RECORDED INFORMATION =

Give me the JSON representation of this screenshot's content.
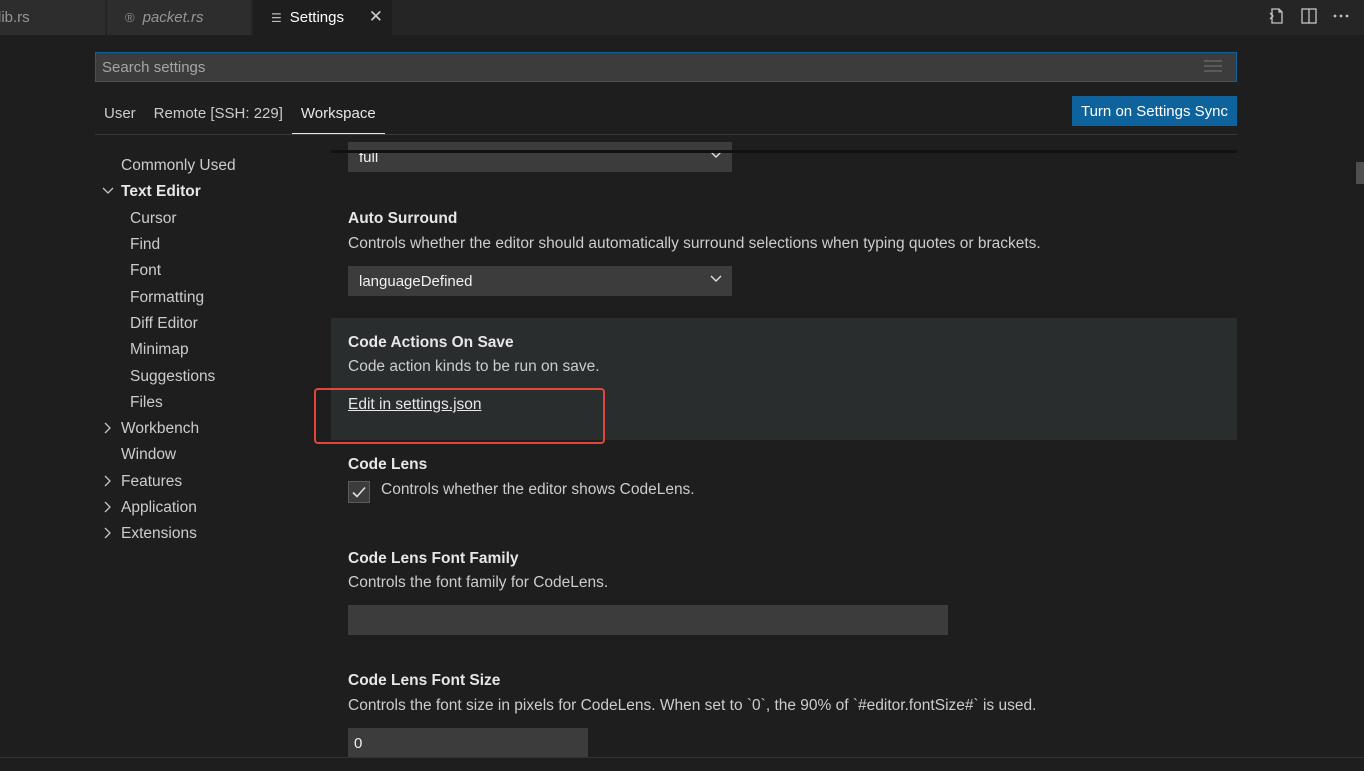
{
  "tabs": [
    {
      "label": "lib.rs"
    },
    {
      "label": "packet.rs"
    },
    {
      "label": "Settings"
    }
  ],
  "tab_actions": [
    "open-settings-json-icon",
    "split-editor-icon",
    "more-actions-icon"
  ],
  "search": {
    "placeholder": "Search settings"
  },
  "scopes": [
    {
      "label": "User"
    },
    {
      "label": "Remote [SSH: 229]"
    },
    {
      "label": "Workspace",
      "active": true
    }
  ],
  "sync_button": "Turn on Settings Sync",
  "toc": [
    {
      "label": "Commonly Used",
      "level": 0
    },
    {
      "label": "Text Editor",
      "level": 0,
      "expanded": true
    },
    {
      "label": "Cursor",
      "level": 1
    },
    {
      "label": "Find",
      "level": 1
    },
    {
      "label": "Font",
      "level": 1
    },
    {
      "label": "Formatting",
      "level": 1
    },
    {
      "label": "Diff Editor",
      "level": 1
    },
    {
      "label": "Minimap",
      "level": 1
    },
    {
      "label": "Suggestions",
      "level": 1
    },
    {
      "label": "Files",
      "level": 1
    },
    {
      "label": "Workbench",
      "level": 0,
      "expanded": false
    },
    {
      "label": "Window",
      "level": 0
    },
    {
      "label": "Features",
      "level": 0,
      "expanded": false
    },
    {
      "label": "Application",
      "level": 0,
      "expanded": false
    },
    {
      "label": "Extensions",
      "level": 0,
      "expanded": false
    }
  ],
  "settings": {
    "prev_select_value": "full",
    "auto_surround": {
      "title": "Auto Surround",
      "desc": "Controls whether the editor should automatically surround selections when typing quotes or brackets.",
      "value": "languageDefined"
    },
    "code_actions": {
      "title": "Code Actions On Save",
      "desc": "Code action kinds to be run on save.",
      "link": "Edit in settings.json"
    },
    "code_lens": {
      "title": "Code Lens",
      "desc": "Controls whether the editor shows CodeLens.",
      "checked": true
    },
    "code_lens_font_family": {
      "title": "Code Lens Font Family",
      "desc": "Controls the font family for CodeLens.",
      "value": ""
    },
    "code_lens_font_size": {
      "title": "Code Lens Font Size",
      "desc": "Controls the font size in pixels for CodeLens. When set to `0`, the 90% of `#editor.fontSize#` is used.",
      "value": "0"
    }
  },
  "colors": {
    "accent": "#0e639c",
    "annotation": "#e0463a"
  }
}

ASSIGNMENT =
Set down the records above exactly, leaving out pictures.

SOLVED PROBLEM =
Give me the JSON representation of this screenshot's content.
{
  "tabs": [
    {
      "label": "lib.rs"
    },
    {
      "label": "packet.rs"
    },
    {
      "label": "Settings"
    }
  ],
  "tab_actions": [
    "open-settings-json-icon",
    "split-editor-icon",
    "more-actions-icon"
  ],
  "search": {
    "placeholder": "Search settings"
  },
  "scopes": [
    {
      "label": "User"
    },
    {
      "label": "Remote [SSH: 229]"
    },
    {
      "label": "Workspace",
      "active": true
    }
  ],
  "sync_button": "Turn on Settings Sync",
  "toc": [
    {
      "label": "Commonly Used",
      "level": 0
    },
    {
      "label": "Text Editor",
      "level": 0,
      "expanded": true
    },
    {
      "label": "Cursor",
      "level": 1
    },
    {
      "label": "Find",
      "level": 1
    },
    {
      "label": "Font",
      "level": 1
    },
    {
      "label": "Formatting",
      "level": 1
    },
    {
      "label": "Diff Editor",
      "level": 1
    },
    {
      "label": "Minimap",
      "level": 1
    },
    {
      "label": "Suggestions",
      "level": 1
    },
    {
      "label": "Files",
      "level": 1
    },
    {
      "label": "Workbench",
      "level": 0,
      "expanded": false
    },
    {
      "label": "Window",
      "level": 0
    },
    {
      "label": "Features",
      "level": 0,
      "expanded": false
    },
    {
      "label": "Application",
      "level": 0,
      "expanded": false
    },
    {
      "label": "Extensions",
      "level": 0,
      "expanded": false
    }
  ],
  "settings": {
    "prev_select_value": "full",
    "auto_surround": {
      "title": "Auto Surround",
      "desc": "Controls whether the editor should automatically surround selections when typing quotes or brackets.",
      "value": "languageDefined"
    },
    "code_actions": {
      "title": "Code Actions On Save",
      "desc": "Code action kinds to be run on save.",
      "link": "Edit in settings.json"
    },
    "code_lens": {
      "title": "Code Lens",
      "desc": "Controls whether the editor shows CodeLens.",
      "checked": true
    },
    "code_lens_font_family": {
      "title": "Code Lens Font Family",
      "desc": "Controls the font family for CodeLens.",
      "value": ""
    },
    "code_lens_font_size": {
      "title": "Code Lens Font Size",
      "desc": "Controls the font size in pixels for CodeLens. When set to `0`, the 90% of `#editor.fontSize#` is used.",
      "value": "0"
    }
  },
  "colors": {
    "accent": "#0e639c",
    "annotation": "#e0463a"
  }
}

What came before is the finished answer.